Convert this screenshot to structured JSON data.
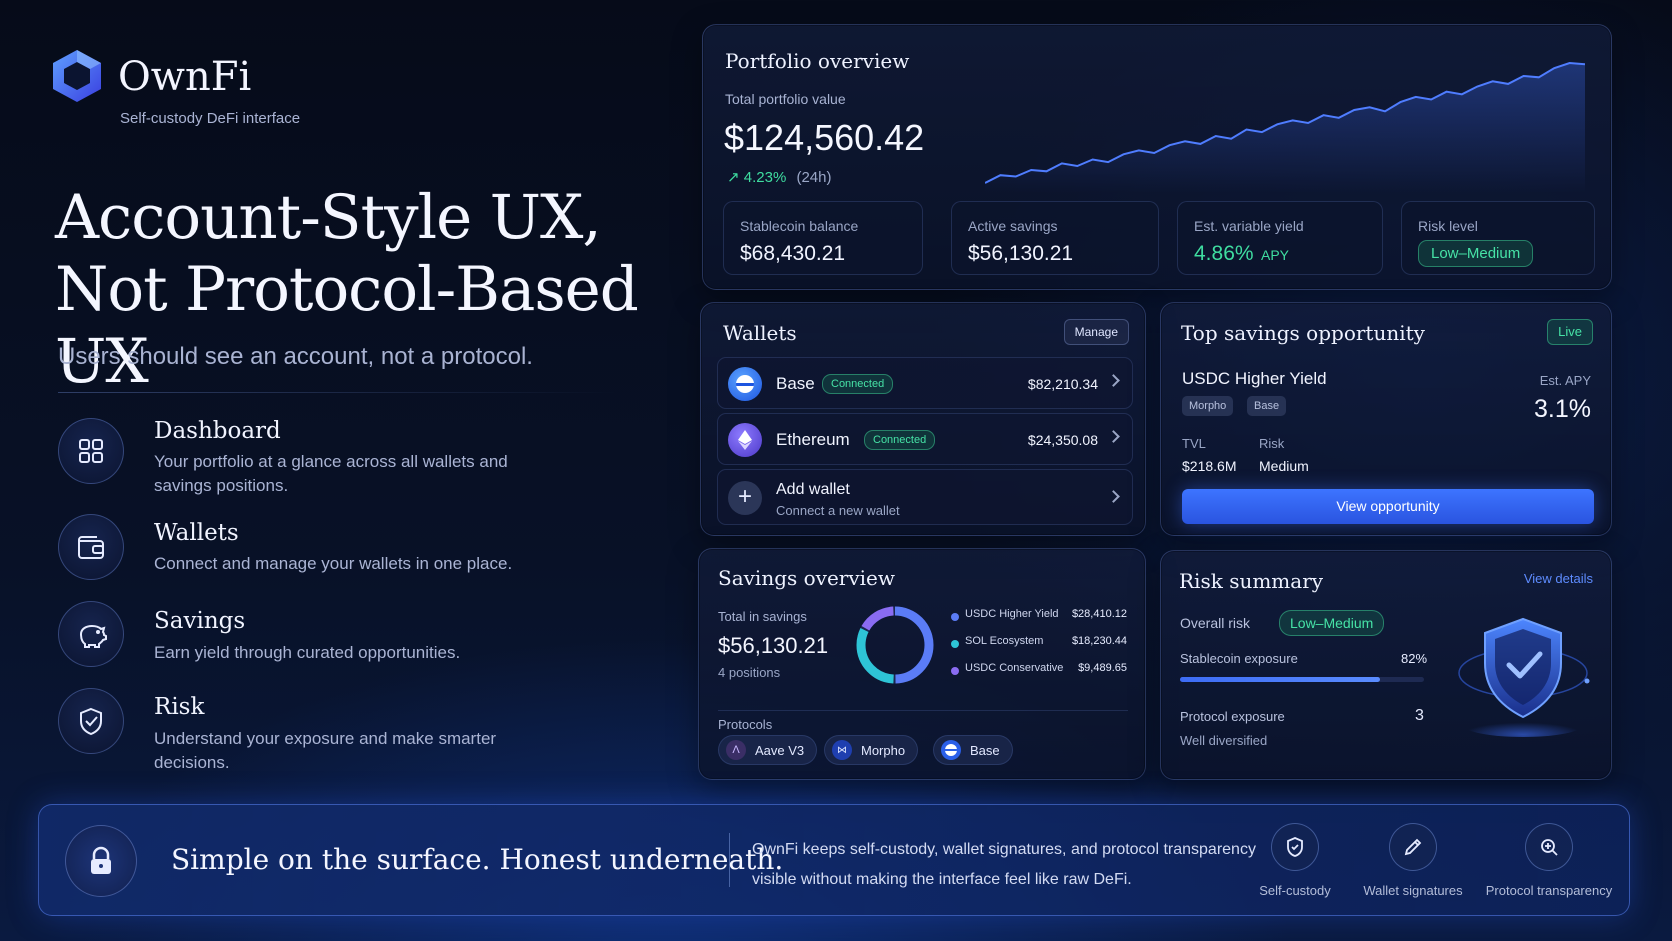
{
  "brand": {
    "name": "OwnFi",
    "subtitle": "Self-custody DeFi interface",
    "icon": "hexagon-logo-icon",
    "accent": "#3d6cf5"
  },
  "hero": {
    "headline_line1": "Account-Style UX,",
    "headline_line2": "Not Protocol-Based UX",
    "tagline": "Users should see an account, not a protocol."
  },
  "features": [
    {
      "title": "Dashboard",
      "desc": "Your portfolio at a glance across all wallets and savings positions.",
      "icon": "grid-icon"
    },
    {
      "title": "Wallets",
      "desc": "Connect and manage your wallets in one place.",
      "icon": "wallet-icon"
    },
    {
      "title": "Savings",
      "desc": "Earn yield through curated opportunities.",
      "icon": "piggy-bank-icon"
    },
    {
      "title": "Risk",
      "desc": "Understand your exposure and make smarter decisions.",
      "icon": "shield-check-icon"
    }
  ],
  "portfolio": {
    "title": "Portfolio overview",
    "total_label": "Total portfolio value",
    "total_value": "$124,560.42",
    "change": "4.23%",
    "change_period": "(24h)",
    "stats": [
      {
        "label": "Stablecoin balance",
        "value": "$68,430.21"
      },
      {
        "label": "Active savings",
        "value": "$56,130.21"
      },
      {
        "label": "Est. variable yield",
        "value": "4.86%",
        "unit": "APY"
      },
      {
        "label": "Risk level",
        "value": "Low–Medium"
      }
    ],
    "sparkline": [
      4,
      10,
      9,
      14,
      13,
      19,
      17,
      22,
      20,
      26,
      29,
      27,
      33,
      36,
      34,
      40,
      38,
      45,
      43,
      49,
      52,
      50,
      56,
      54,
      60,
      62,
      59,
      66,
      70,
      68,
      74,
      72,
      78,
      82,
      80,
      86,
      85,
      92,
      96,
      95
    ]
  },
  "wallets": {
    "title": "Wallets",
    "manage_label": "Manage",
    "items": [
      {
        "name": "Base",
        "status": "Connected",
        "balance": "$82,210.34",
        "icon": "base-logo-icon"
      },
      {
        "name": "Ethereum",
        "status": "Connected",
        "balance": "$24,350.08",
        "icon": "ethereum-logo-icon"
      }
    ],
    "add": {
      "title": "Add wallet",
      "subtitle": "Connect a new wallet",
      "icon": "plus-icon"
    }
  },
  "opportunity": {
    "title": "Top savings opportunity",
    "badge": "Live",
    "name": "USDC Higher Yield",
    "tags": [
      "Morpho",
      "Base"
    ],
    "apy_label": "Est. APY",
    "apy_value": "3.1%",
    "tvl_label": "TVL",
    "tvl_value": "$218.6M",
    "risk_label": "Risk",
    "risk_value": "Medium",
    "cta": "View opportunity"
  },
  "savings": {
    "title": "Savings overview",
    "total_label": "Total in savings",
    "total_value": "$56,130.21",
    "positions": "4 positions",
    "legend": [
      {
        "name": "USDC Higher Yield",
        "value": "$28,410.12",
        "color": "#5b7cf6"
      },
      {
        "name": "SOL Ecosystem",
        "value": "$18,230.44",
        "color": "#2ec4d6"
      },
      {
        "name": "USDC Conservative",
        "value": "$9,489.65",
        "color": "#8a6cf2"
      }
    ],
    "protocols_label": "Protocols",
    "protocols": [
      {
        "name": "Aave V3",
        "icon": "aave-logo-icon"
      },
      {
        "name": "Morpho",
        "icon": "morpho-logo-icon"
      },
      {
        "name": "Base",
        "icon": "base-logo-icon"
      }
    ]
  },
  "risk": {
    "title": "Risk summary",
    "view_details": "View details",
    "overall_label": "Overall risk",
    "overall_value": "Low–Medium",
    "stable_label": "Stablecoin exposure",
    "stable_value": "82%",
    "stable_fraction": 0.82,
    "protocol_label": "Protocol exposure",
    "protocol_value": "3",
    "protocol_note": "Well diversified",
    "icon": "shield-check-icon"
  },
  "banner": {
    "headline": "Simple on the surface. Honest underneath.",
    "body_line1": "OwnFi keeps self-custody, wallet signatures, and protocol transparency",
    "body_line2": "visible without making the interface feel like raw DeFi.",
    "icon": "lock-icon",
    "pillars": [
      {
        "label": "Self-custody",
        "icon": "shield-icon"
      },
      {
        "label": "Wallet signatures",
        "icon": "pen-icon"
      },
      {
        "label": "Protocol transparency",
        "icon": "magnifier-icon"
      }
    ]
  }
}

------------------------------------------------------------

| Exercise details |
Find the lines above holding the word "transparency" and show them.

| Problem solution |
    "body_line1": "OwnFi keeps self-custody, wallet signatures, and protocol transparency",
        "label": "Protocol transparency",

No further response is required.